Everything You Thought About Behavioral Economics Is Wrong
The well-known story of how the Economist magazine’s clever pricing led to a dramatic increase in premium subscriptions – an example of the asymmetric dominance or decoy effect1 – is probably incorrect. And it doesn't really matter.
Two separate journal articles published this year have failed to replicate this classic finding after multiple attempts with thousands of participants (Frederick, Lee, & Baskin, 2014; Yang & Lynn, 2014). These studies have helped clarify that the asymmetric dominance effect generally only occurs with salient, numerically-defined attributes in which the dominance relationship is readily encoded. In the Economist example, the choices are defined by a jumble of words and numbers. It is much easier to compare $59 to $125 than “Economist.com subscription” to “Print & web subscription.” Combining these two dimensions mutes the effect.
Why did the example “work” ten years ago and why is it “not working” today? Nobody knows. Perhaps the concept of a print magazine is simply less relevant in 2014. Perhaps participants in earlier studies were unintentionally biased in some unrecognized manner. Perhaps the random perturbations of behavior flew under the arbitrary 5% level in statistical significance testing [pdf].
The true reason for the discrepancy, if it could be determined, is irrelevant.
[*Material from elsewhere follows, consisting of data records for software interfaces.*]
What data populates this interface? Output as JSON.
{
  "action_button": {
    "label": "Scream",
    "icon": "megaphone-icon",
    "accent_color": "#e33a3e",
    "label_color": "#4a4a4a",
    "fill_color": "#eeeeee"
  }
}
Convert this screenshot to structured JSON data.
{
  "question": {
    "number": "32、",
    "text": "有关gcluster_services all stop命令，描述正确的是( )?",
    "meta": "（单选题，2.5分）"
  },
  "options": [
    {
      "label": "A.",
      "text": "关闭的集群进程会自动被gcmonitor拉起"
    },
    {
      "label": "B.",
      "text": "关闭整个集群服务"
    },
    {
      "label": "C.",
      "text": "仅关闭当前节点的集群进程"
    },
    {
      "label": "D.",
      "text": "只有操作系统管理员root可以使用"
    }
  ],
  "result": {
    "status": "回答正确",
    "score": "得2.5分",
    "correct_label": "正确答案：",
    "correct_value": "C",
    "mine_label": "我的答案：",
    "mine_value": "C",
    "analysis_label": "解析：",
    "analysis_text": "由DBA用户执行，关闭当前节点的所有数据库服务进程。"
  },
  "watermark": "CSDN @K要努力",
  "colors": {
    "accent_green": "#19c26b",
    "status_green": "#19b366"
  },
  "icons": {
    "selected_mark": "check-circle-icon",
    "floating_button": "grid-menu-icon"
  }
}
The Economist example teaches us this crucial lesson: behavioral science research cannot tell us what will or will not translate into the real world. Nor does it claim to. All it can do is suggest ways of thinking about the problem and point us in some general directions for experimentation.
Taken together, the behavioral science literature represents a tour de force of how bad we are at things we think we are pretty good at. There is not – and can never be – a grand theory that explains all of these observations. Behavioral decision theory is not a closed-ended discipline. We have some decent constructs and psychological models, but behavioral predictions in multifactorial decision contexts are hard to make and even harder to defend. I admire and applaud authors who deftly translate academic research into accessible vignettes for a general audience, but stories lifted from academic journals are not designed to translate directly into the messy real world. That’s precisely why the Economist example might not work today, and that’s why it doesn’t matter whether it works.
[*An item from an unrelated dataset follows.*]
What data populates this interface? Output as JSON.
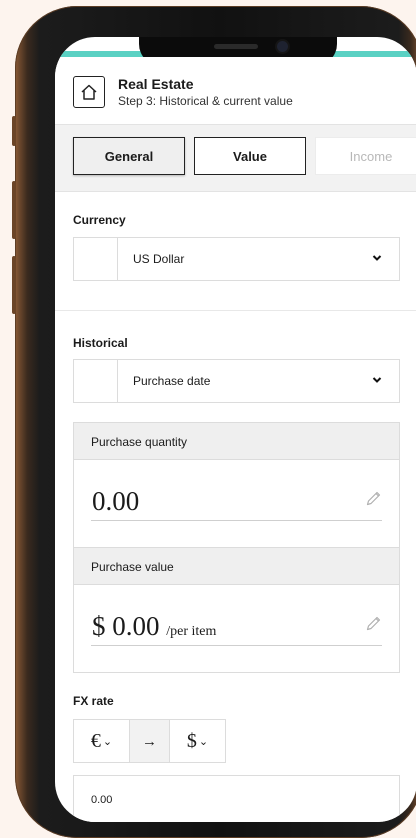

This reality ought not discourage. While human behavior is complicated, the heuristic value of this research is substantial, and applications to public policy and health care are particularly encouraging. It will simply require leaders with intellectual honesty, perseverance, and a dedication to experimentation to derive practical value from the groundwork laid by decades of research.
1 If you need a brief primer on asymmetric dominance, Wikipedia has a decent article. To be fair, this is not a pure example of the asymmetric dominance effect, as the third option completely dominates the second, but this is a distinction unimportant to the broader point.